- National Library of Medicine — Opioid Tolerance Development: A Pharmacokinetic/Pharmacodynamic Perspective
- National Library of Medicine: PubMed — Drugs used in the treatment of opioid tolerance and physical dependence
- U.S. National Library of Medicine: MedlinePlus — Morphine

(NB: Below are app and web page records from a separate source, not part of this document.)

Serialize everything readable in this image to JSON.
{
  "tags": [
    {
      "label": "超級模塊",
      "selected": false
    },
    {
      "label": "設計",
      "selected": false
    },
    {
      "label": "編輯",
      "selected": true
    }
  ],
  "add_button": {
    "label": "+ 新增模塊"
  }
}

- Proceedings of the National Academy of Sciences — Stabilization of Morphine Tolerance with Long Term Dosing